And I am not alone in this thought...
In 1971, the Supreme Court heard a similar case in which Richard Nixon's White House attempted to censure the New York Times from running with some classified documents it had managed to obtain.
In its ruling on the case, then Justice Hug Black had this to say:
We are asked to hold that, despite the First Amendment's emphatic command, the Executive Branch, the Congress, and the Judiciary can make laws enjoining publication of current news and abridging freedom of the press in the name of "national security." The Government does not even attempt to rely on any act of Congress. Instead, it makes the bold and dangerously far-reaching contention that the courts should take it upon themselves to "make" a law abridging freedom of the press in the name of equity, presidential power and national security, even when the representatives of the people in Congress have adhered to the command of the First Amendment and refused to make such a law. To find that the President has "inherent power" to halt the publication of news by resort to the courts would wipe out the First Amendment and destroy the fundamental liberty and security of the very people the Government hopes to make "secure." No one can read the history of the adoption of the First without being convinced beyond any doubt that it was injunctions like those sought here that Madison and his collaborators intended to outlaw in this Nation for all time.

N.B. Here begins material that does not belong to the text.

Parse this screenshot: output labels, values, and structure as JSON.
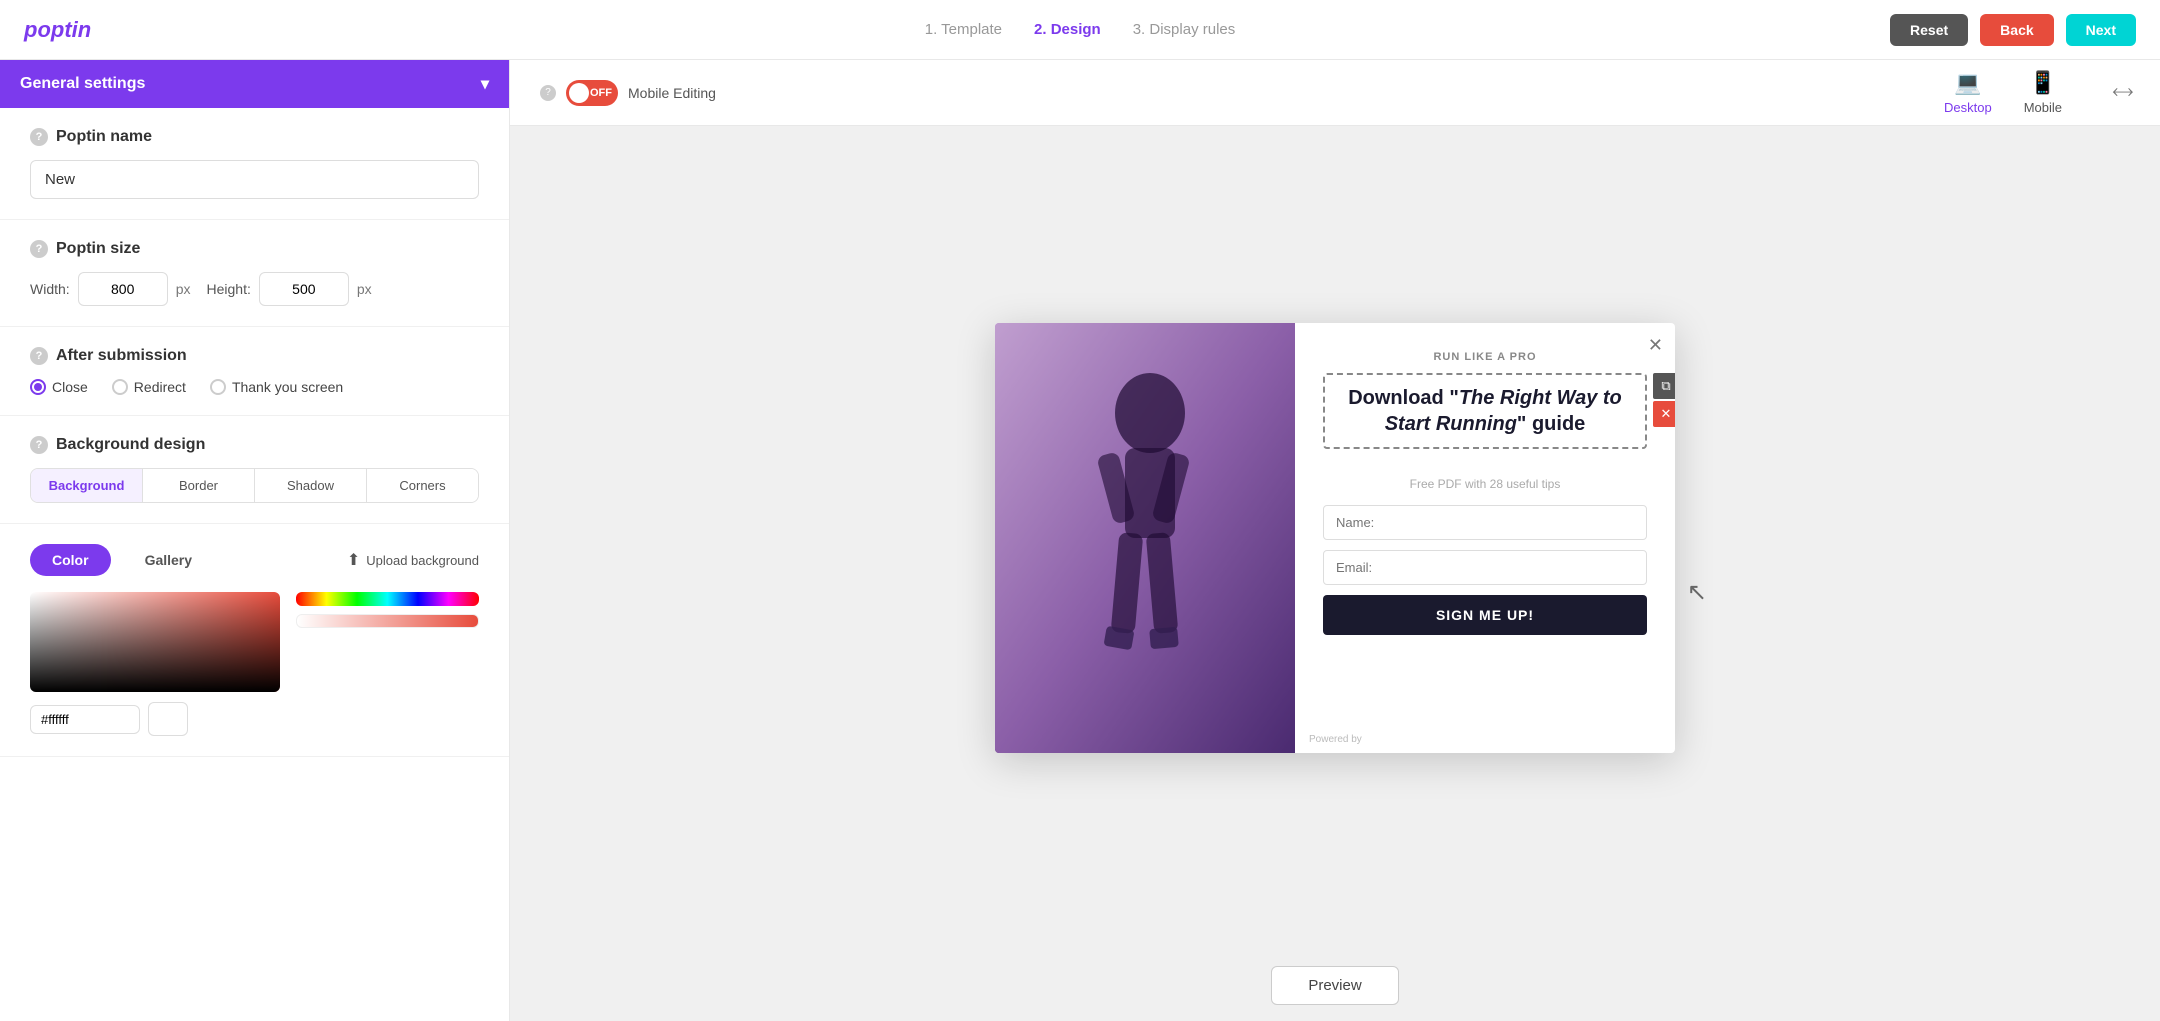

The word "security" is a broad, vague generality whose contours should not be invoked to abrogate the fundamental law embodied in the First Amendment. The guarding of military and diplomatic secrets at the expense of informed representative government provides no real security for our Republic. The Framers of the First Amendment, fully aware of both the need to defend a new nation and the abuses of the English and Colonial governments, sought to give this new society strength and security by providing that freedom of speech, press, religion, and assembly should not be abridged.
** To read the entire brief as written by Justice Black, follow the link...
Wise words, no???
Whether or not we feel the actions of Wikileaks (or any other news source that runs classified documents) are a threat to national security, the fact remains that we, as a people, need to stand up against such movements by any branch of our government to censure such speech.
It is not the job of the American media to help the Government keep its secrets and for the Government to make any effort to "persuade" them to do so is criminal.
For the Government, be it through intimidation, favor, or fiat, to be successful in censuring the media in speaking freely would be catastrophic to our freedoms and our abilities to keep them.Take the Red Pill folks.... before it is too late...